Given records below:

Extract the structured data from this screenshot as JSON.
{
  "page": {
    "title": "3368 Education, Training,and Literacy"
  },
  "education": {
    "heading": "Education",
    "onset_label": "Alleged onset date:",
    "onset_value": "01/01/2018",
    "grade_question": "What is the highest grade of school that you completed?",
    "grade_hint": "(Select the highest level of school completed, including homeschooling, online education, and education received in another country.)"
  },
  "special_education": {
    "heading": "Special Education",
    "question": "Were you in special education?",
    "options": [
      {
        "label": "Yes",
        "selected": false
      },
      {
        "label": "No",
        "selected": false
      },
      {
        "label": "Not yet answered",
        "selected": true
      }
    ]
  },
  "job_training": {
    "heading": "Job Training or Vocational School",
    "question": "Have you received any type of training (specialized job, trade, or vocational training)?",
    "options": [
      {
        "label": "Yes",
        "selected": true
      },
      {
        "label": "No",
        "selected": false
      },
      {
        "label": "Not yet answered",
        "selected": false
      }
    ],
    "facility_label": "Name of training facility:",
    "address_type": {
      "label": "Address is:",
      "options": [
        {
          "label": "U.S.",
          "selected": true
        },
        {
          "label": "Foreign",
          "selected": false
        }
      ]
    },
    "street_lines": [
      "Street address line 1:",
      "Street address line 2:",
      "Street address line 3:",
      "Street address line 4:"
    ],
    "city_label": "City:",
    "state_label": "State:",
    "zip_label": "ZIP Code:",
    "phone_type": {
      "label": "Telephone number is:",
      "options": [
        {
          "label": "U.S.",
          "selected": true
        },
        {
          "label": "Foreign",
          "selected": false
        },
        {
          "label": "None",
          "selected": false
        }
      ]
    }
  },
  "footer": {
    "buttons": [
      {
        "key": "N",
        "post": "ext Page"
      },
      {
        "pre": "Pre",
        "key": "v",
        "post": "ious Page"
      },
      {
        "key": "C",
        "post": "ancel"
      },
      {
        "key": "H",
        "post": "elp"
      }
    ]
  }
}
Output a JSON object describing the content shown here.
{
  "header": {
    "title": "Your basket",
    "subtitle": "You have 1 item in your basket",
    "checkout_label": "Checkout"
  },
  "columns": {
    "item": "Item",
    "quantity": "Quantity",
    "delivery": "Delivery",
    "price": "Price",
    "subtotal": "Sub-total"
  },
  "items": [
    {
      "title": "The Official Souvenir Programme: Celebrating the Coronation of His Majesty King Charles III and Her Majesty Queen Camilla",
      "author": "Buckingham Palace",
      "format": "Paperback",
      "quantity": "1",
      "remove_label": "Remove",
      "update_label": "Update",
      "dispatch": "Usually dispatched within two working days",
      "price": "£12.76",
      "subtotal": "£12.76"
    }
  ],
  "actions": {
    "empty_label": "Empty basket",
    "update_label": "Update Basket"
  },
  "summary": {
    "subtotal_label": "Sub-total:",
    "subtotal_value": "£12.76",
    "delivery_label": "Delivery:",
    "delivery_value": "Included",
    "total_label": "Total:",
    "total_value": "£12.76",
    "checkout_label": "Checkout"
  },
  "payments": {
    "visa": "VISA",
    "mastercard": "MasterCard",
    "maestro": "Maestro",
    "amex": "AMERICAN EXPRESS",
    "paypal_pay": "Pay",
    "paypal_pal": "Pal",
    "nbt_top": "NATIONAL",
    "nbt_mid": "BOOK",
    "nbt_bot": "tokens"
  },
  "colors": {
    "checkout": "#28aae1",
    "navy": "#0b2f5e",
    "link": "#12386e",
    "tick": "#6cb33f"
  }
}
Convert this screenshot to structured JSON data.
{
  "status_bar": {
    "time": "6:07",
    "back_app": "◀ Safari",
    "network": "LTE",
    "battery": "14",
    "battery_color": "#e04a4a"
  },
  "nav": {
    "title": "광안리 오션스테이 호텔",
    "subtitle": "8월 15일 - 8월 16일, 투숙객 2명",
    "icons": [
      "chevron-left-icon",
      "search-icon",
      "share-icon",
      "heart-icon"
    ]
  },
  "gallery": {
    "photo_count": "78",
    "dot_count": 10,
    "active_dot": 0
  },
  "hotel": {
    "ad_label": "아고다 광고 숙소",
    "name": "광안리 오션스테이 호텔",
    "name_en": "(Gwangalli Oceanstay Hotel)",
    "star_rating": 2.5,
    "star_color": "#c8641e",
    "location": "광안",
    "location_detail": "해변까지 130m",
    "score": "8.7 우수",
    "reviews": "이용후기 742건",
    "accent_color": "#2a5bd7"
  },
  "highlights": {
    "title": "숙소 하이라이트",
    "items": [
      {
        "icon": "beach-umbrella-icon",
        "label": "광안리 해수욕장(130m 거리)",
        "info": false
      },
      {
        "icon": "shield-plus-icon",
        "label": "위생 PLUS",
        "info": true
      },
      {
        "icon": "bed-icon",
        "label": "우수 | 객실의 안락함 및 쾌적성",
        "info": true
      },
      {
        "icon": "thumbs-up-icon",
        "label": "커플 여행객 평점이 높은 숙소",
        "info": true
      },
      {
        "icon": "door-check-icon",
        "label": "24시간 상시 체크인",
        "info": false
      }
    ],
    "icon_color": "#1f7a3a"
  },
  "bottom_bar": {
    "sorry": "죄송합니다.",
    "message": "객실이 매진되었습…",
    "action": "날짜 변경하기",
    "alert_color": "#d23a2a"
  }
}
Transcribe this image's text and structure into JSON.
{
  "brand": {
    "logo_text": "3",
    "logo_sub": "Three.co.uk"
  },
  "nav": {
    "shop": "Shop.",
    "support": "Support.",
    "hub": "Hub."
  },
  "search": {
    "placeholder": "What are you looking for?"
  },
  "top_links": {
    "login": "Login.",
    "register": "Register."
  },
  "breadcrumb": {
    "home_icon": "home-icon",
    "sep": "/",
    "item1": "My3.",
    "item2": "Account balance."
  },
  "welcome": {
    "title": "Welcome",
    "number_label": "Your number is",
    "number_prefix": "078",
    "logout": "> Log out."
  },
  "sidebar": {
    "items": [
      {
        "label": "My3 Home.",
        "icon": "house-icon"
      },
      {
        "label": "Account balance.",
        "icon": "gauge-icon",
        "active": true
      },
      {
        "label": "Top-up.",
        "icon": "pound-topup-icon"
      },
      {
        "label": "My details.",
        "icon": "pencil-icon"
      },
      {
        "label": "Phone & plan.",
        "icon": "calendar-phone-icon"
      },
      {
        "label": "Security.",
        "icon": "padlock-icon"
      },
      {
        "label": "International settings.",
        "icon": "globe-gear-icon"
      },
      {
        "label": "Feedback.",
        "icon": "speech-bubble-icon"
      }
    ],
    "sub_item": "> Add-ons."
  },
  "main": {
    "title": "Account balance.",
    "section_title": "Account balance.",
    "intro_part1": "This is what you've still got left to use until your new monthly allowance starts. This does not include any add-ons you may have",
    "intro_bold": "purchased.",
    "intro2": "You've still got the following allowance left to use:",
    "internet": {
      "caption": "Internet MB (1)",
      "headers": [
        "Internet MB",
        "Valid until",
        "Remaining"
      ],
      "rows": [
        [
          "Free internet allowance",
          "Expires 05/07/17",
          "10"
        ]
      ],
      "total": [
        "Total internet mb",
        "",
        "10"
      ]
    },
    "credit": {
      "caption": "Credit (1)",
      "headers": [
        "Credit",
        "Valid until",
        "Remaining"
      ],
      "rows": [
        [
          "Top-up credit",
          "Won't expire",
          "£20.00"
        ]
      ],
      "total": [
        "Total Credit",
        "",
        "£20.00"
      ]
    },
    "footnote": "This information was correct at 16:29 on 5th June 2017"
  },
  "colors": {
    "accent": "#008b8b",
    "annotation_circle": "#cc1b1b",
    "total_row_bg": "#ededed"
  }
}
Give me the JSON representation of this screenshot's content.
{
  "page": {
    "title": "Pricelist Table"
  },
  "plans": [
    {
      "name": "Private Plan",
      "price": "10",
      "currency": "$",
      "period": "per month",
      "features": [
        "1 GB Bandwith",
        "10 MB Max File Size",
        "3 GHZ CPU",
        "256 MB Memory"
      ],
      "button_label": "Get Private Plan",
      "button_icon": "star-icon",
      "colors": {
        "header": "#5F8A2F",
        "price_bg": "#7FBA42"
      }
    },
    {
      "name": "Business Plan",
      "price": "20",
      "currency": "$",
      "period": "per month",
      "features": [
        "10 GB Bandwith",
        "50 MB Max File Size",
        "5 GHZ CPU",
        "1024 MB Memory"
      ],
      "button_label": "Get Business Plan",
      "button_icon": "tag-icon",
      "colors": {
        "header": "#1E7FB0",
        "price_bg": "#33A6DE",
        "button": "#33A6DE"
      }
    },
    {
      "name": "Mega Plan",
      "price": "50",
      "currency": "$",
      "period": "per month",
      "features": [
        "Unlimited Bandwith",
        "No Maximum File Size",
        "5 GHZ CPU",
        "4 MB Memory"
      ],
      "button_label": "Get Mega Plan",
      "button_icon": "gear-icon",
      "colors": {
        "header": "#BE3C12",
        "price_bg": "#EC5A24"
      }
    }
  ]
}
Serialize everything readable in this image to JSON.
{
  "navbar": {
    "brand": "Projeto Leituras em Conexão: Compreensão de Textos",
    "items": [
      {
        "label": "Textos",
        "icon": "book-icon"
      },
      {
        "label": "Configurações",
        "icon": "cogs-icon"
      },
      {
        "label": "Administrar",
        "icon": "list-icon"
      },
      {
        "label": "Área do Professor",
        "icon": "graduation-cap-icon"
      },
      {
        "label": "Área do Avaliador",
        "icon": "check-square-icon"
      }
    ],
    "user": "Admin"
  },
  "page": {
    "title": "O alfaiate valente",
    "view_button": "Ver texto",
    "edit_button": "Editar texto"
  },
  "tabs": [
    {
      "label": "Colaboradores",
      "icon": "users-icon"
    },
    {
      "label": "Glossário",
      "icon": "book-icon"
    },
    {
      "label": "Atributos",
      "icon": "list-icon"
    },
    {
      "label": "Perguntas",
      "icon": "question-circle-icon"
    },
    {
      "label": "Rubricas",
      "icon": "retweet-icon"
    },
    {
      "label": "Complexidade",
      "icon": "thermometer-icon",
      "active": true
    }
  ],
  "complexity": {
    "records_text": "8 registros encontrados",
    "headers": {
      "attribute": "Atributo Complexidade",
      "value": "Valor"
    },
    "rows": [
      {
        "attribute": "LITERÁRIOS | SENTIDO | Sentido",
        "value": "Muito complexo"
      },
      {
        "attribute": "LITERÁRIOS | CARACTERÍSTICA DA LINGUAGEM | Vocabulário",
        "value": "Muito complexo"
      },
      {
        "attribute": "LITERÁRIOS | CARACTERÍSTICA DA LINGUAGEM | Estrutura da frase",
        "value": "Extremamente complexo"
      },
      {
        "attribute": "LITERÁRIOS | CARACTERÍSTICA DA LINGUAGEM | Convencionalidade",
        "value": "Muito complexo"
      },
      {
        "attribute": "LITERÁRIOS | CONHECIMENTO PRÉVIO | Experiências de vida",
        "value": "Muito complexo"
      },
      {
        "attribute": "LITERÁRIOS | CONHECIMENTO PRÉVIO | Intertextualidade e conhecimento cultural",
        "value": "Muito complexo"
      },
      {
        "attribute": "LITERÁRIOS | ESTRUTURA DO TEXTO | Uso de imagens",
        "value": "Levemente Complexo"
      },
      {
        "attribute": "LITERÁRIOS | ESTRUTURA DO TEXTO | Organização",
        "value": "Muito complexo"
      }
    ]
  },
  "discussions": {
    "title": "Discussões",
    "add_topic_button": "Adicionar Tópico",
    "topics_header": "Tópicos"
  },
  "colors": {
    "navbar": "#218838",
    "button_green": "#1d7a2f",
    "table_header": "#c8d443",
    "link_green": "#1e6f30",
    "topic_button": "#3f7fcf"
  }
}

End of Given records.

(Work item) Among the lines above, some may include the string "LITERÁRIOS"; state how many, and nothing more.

(Task result) 8